Dataset entries →
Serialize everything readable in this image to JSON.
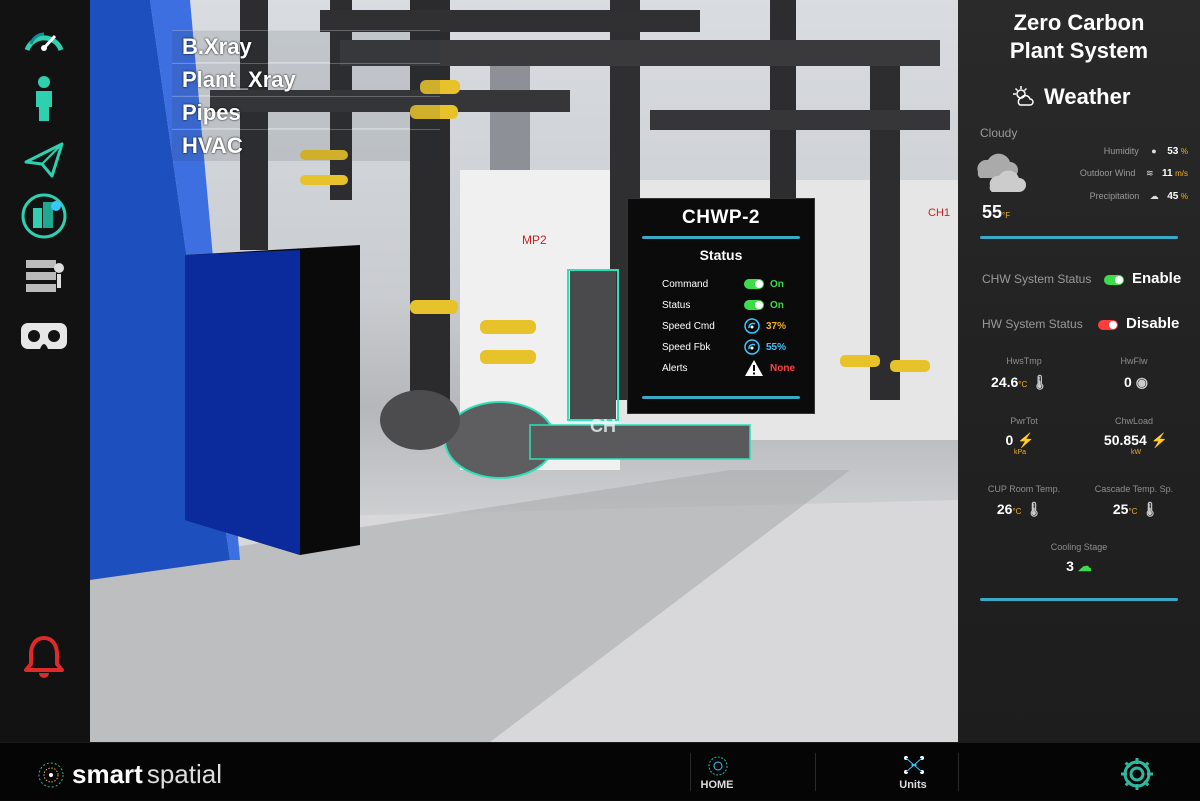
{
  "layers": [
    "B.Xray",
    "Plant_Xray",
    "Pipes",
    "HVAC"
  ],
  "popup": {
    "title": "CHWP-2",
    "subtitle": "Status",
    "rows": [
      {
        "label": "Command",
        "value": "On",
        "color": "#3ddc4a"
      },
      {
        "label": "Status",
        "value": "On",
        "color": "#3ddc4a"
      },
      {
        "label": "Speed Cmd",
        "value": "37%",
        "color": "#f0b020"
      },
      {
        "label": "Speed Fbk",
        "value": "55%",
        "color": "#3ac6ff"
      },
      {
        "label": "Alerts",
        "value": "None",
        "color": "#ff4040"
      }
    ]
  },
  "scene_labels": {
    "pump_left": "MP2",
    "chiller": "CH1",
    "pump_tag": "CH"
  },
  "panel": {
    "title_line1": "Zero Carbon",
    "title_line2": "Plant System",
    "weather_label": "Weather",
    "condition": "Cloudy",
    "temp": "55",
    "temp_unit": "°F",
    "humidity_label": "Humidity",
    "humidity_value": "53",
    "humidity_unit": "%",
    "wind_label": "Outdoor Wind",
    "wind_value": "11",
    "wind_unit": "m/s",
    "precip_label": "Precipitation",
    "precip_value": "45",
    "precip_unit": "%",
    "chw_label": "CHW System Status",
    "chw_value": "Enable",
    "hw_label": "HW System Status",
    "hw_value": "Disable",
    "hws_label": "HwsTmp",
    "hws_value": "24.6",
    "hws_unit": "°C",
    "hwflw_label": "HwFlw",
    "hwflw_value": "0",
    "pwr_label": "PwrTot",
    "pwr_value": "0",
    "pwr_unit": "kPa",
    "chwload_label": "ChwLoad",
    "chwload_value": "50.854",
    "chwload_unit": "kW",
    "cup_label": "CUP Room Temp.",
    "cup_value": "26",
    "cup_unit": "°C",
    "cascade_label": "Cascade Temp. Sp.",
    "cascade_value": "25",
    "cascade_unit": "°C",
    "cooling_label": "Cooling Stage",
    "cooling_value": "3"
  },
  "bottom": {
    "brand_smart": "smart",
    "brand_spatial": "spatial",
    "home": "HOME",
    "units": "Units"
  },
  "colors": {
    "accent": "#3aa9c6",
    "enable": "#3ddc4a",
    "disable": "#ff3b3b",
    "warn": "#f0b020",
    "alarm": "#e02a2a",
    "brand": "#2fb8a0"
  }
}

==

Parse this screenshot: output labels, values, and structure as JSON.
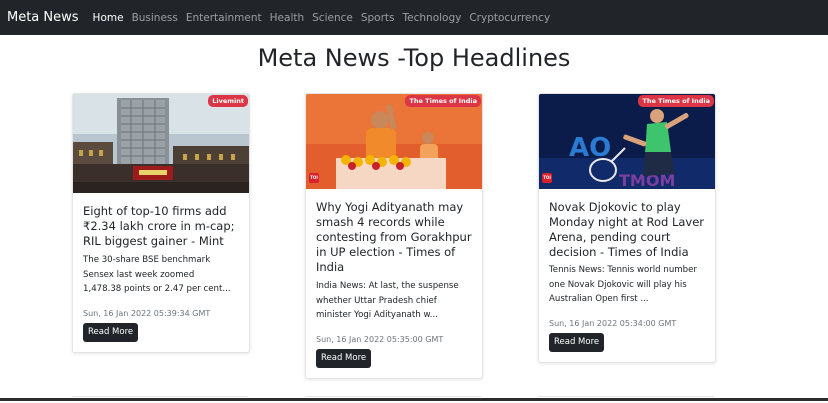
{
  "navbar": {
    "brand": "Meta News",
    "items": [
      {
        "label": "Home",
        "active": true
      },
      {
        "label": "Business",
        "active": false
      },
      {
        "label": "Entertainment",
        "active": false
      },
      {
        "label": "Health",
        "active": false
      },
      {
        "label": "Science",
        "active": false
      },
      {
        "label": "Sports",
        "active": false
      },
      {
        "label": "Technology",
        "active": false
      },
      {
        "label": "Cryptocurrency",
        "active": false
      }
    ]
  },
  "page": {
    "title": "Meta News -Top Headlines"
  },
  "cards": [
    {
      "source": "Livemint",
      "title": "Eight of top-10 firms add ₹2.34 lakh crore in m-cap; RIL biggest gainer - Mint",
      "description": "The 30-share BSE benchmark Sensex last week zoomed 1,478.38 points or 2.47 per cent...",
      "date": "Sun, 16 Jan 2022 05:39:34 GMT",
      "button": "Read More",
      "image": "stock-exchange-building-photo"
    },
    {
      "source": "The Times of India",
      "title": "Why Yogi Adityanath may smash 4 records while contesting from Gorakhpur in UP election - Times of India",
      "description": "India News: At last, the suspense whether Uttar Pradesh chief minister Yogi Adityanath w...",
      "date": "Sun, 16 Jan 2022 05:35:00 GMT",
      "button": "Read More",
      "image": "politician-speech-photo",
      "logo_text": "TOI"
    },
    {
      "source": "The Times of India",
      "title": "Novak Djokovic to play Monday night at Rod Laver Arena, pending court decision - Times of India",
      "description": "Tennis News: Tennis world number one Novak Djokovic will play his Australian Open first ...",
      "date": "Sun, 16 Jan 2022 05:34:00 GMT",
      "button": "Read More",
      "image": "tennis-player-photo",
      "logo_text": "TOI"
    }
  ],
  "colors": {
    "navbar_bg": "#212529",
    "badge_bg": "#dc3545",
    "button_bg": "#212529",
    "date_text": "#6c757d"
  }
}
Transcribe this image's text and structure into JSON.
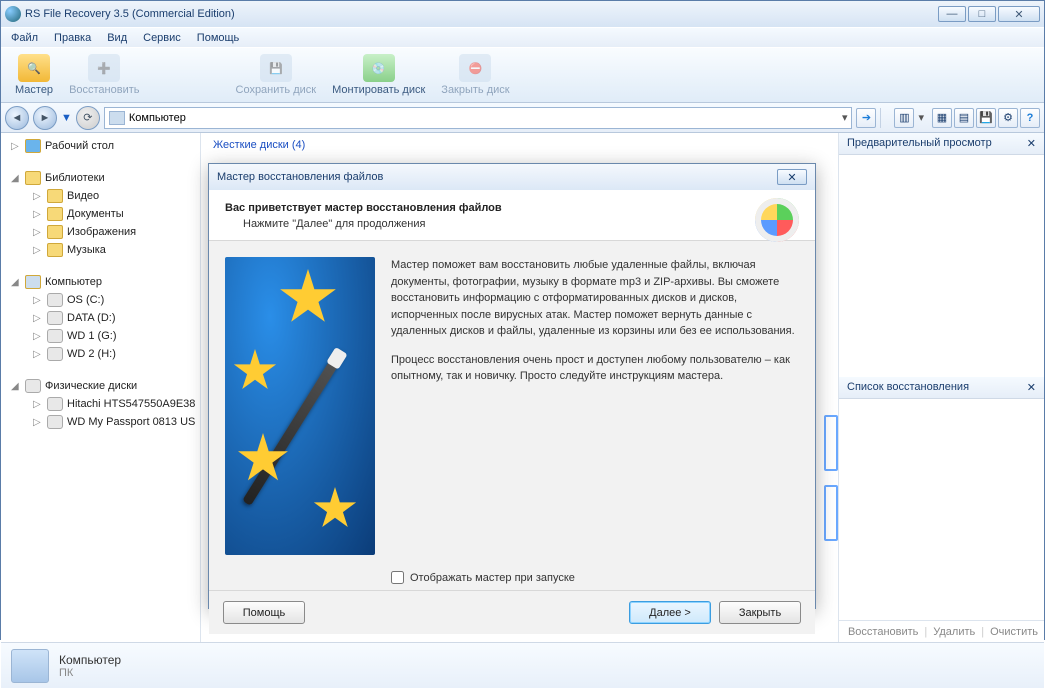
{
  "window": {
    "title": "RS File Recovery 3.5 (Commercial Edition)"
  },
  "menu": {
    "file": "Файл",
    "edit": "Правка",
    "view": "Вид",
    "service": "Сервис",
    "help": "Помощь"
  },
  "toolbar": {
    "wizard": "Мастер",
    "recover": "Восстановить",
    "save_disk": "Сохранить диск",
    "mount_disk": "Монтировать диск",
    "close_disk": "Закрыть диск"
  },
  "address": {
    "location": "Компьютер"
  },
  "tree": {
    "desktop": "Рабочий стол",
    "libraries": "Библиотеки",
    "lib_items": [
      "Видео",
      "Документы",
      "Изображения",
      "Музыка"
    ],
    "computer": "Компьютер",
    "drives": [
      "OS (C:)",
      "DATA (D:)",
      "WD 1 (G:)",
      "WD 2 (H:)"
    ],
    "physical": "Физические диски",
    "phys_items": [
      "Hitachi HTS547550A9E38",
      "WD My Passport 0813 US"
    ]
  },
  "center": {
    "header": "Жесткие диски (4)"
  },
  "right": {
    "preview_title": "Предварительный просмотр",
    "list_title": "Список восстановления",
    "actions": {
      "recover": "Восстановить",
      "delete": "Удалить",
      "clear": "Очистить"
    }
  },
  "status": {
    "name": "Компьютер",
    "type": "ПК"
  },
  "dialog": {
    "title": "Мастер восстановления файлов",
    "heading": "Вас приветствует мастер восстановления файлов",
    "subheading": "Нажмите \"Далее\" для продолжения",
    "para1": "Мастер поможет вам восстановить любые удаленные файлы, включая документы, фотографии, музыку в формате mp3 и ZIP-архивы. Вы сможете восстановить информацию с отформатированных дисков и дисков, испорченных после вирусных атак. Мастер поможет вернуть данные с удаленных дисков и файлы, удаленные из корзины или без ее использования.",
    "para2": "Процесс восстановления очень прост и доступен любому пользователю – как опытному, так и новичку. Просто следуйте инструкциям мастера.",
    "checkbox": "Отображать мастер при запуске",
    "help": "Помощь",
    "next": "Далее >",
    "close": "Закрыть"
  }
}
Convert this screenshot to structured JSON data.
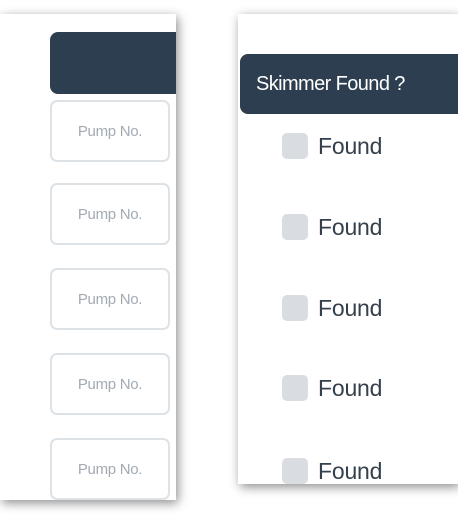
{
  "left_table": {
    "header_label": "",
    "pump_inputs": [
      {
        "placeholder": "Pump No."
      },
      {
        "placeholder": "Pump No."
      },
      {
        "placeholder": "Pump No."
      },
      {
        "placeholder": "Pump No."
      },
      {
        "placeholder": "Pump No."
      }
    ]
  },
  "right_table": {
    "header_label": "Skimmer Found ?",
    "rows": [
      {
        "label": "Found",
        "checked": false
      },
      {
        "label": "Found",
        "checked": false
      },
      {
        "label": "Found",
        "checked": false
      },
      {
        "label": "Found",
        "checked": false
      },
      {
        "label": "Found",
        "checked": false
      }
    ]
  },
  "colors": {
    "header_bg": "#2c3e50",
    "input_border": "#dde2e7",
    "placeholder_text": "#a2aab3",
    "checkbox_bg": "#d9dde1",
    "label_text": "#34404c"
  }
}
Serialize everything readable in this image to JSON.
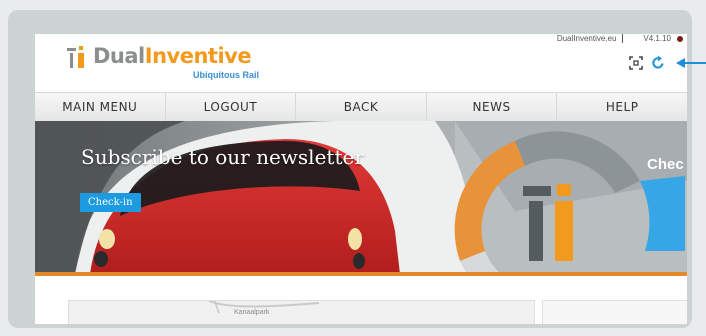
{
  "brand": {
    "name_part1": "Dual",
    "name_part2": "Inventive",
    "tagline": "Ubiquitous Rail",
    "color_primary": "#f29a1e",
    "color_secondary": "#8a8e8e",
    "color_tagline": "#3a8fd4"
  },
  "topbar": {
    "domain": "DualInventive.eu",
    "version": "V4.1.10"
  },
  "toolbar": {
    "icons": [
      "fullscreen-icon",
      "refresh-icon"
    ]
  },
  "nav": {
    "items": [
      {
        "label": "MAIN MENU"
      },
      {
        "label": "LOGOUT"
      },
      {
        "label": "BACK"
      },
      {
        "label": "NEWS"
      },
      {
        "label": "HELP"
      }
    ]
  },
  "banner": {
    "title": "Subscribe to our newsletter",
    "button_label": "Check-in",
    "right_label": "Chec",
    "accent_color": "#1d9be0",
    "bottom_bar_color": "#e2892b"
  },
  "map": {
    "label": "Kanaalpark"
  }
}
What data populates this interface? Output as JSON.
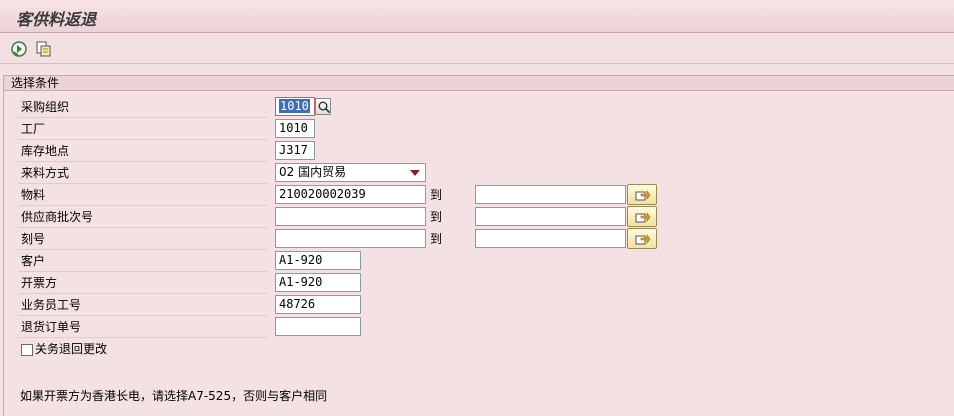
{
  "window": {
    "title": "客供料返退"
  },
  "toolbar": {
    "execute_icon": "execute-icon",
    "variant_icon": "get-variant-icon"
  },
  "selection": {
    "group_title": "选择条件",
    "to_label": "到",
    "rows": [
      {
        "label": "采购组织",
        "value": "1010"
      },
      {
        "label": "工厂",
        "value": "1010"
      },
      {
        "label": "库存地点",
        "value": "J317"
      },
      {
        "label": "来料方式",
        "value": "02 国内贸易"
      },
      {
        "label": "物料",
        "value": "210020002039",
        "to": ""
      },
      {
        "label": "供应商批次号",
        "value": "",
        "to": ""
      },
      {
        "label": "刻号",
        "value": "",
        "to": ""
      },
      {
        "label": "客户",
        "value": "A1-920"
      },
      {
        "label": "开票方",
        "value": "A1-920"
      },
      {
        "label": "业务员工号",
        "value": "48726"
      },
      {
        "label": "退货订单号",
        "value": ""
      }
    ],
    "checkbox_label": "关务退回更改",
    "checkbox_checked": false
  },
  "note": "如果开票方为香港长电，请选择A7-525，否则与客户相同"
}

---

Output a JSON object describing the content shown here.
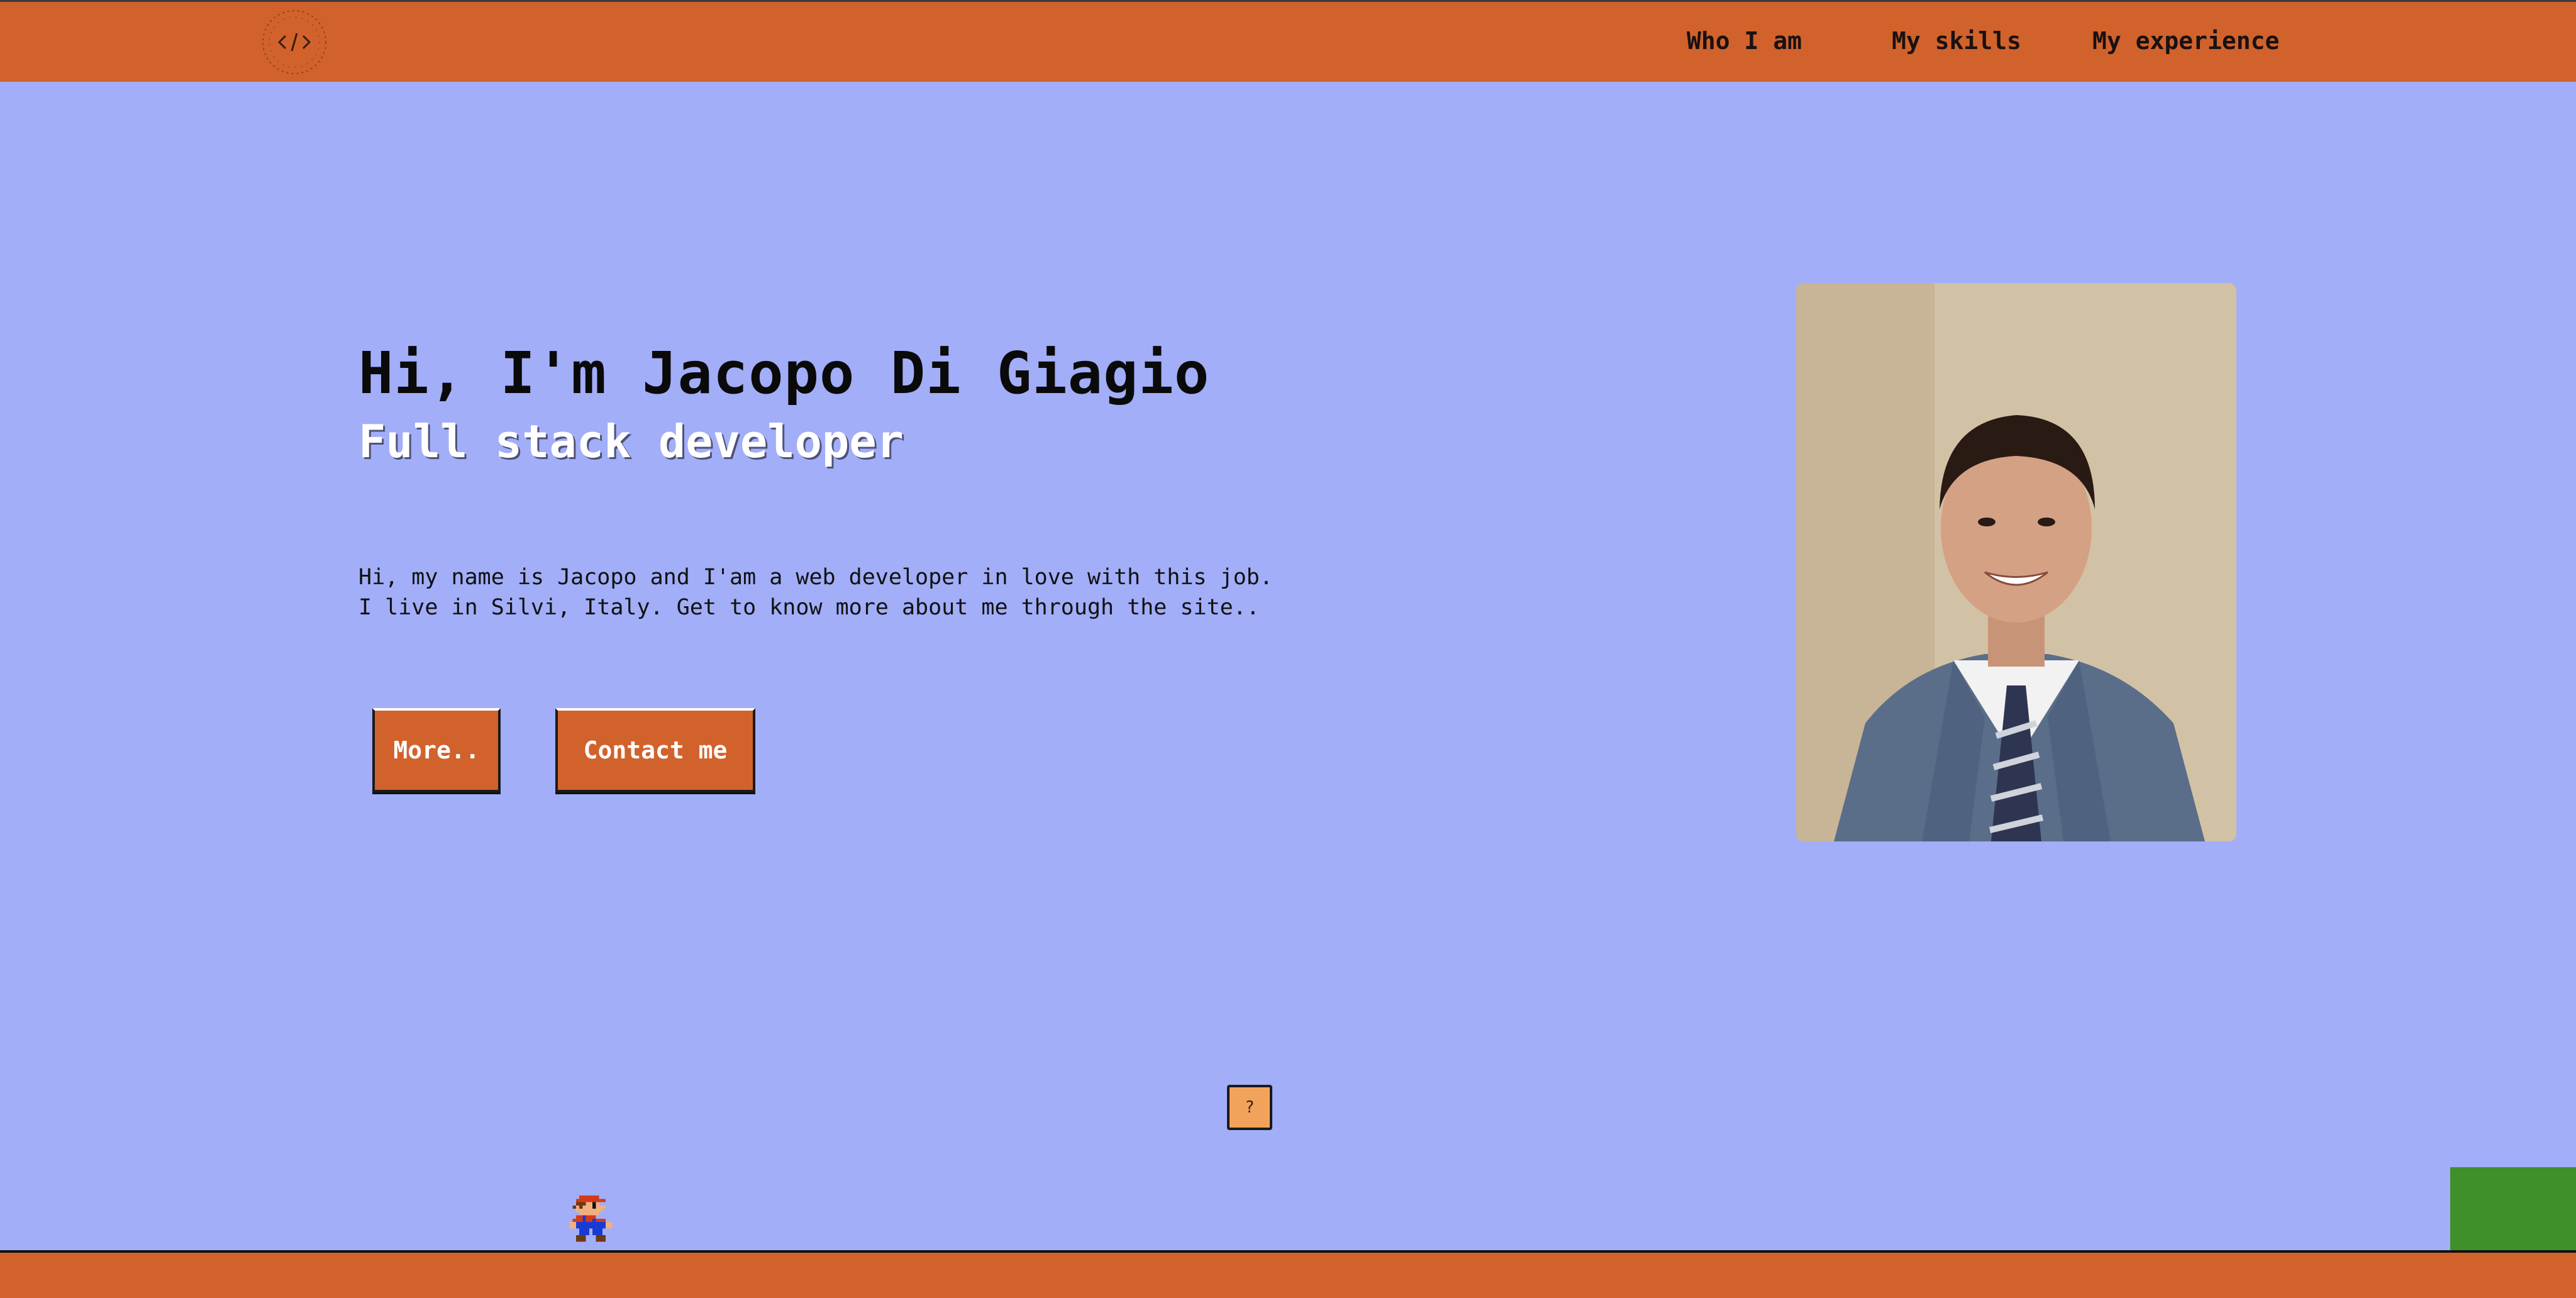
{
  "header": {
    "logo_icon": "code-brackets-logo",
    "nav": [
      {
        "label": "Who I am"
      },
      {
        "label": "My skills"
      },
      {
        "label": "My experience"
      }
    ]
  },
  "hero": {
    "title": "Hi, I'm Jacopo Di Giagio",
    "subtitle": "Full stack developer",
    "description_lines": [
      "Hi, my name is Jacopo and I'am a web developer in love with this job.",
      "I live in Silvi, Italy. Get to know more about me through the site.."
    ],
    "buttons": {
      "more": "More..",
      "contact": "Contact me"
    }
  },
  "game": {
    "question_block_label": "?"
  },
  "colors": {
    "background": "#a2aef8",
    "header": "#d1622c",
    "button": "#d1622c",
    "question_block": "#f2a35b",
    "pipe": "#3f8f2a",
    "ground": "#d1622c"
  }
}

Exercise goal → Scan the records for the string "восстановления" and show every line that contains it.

Answer below →
    "list_title": "Список восстановления",
    "title": "Мастер восстановления файлов",
    "heading": "Вас приветствует мастер восстановления файлов",
    "para2": "Процесс восстановления очень прост и доступен любому пользователю – как опытному, так и новичку. Просто следуйте инструкциям мастера.",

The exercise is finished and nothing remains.